### Problem to work on
Read through the entries below and copy each line where "Sonos" turns up.
Given records START
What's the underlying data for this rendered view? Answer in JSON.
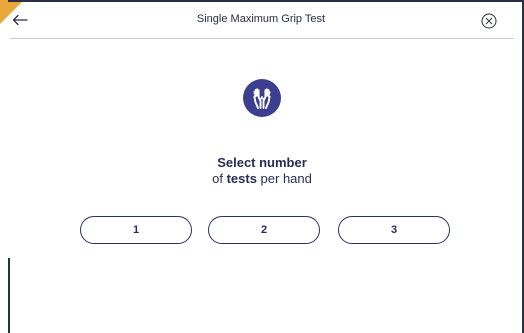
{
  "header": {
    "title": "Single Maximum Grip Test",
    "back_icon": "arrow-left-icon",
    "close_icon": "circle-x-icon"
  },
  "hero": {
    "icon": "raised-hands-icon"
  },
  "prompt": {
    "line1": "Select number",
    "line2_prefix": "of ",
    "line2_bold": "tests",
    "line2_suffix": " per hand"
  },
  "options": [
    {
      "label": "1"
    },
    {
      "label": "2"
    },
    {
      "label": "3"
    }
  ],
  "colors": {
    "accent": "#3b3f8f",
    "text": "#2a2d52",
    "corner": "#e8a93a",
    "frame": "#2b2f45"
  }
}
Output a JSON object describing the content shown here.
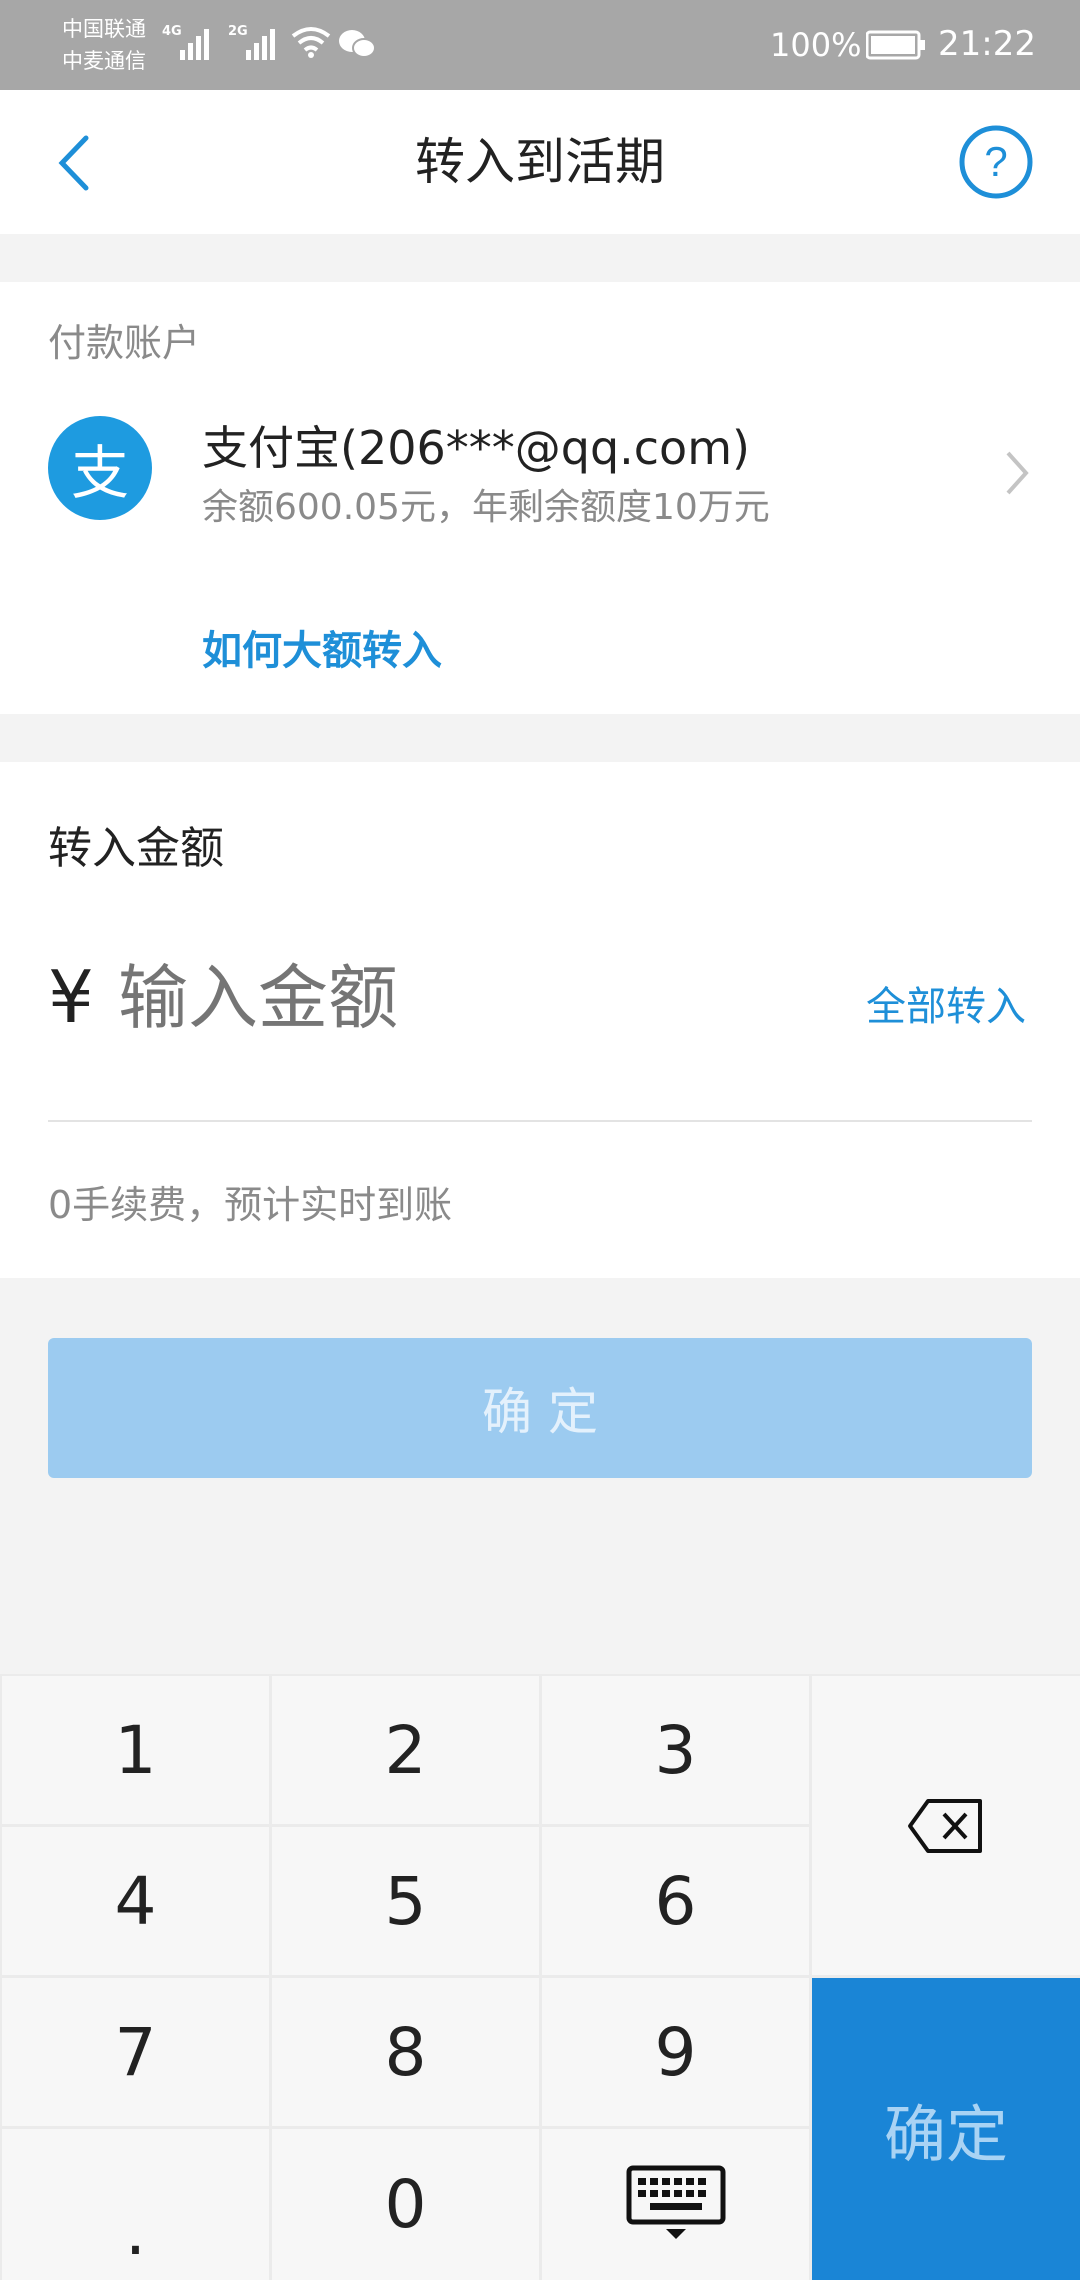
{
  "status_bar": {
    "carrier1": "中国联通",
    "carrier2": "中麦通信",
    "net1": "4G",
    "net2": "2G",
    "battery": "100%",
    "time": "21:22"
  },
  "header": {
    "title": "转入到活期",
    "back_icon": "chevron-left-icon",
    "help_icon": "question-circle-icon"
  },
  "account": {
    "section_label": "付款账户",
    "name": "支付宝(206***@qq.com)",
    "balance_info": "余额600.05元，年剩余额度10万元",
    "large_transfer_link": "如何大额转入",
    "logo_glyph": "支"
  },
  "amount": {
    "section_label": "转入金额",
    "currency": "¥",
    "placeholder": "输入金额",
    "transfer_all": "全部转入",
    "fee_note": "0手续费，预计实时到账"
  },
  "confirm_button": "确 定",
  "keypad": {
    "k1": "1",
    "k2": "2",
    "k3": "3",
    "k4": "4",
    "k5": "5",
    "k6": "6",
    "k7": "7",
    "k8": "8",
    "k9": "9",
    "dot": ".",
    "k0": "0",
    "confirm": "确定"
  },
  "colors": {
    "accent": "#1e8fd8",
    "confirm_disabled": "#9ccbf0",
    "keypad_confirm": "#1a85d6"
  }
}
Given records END
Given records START
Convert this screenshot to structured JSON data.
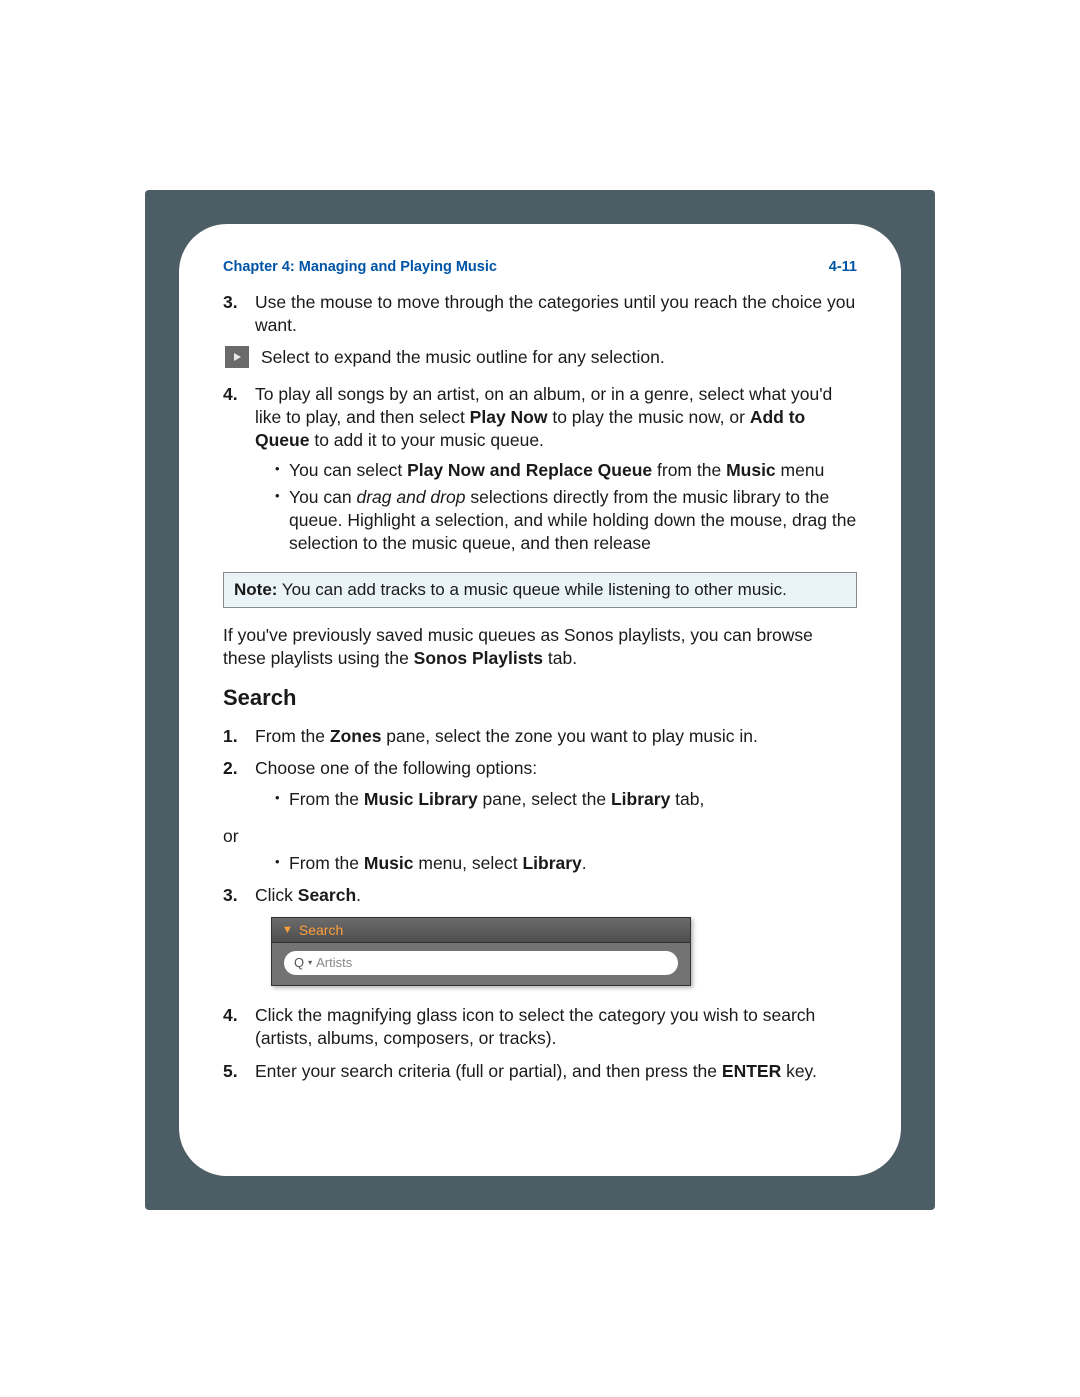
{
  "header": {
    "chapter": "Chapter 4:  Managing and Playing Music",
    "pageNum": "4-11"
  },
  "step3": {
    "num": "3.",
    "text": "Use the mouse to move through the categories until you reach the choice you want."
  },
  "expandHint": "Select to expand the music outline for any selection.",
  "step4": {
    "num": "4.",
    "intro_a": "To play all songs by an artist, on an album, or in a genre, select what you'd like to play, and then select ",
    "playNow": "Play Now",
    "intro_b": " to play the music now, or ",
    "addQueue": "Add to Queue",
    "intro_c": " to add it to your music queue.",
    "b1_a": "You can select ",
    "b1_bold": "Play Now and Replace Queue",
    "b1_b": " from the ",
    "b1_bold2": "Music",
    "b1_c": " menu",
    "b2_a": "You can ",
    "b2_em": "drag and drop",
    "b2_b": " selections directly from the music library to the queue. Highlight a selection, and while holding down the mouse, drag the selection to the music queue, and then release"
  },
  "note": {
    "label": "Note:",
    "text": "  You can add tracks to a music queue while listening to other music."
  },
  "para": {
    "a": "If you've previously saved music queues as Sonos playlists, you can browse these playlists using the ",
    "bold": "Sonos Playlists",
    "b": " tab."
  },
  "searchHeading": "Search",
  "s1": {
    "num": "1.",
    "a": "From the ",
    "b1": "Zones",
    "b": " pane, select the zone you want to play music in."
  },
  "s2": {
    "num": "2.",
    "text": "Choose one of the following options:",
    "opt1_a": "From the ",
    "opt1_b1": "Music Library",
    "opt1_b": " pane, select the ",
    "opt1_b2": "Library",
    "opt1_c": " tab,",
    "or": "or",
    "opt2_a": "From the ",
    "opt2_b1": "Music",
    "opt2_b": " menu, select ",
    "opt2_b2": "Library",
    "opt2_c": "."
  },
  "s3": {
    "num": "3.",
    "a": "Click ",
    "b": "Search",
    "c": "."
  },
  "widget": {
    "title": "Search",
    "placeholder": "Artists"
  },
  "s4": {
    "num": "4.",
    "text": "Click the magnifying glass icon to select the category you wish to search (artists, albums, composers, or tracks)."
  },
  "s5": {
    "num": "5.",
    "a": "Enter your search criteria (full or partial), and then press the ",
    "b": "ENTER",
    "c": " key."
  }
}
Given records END
### Reply to the exercise
    "a": "If you've previously saved music queues as Sonos playlists, you can browse these playlists using the ",
    "bold": "Sonos Playlists",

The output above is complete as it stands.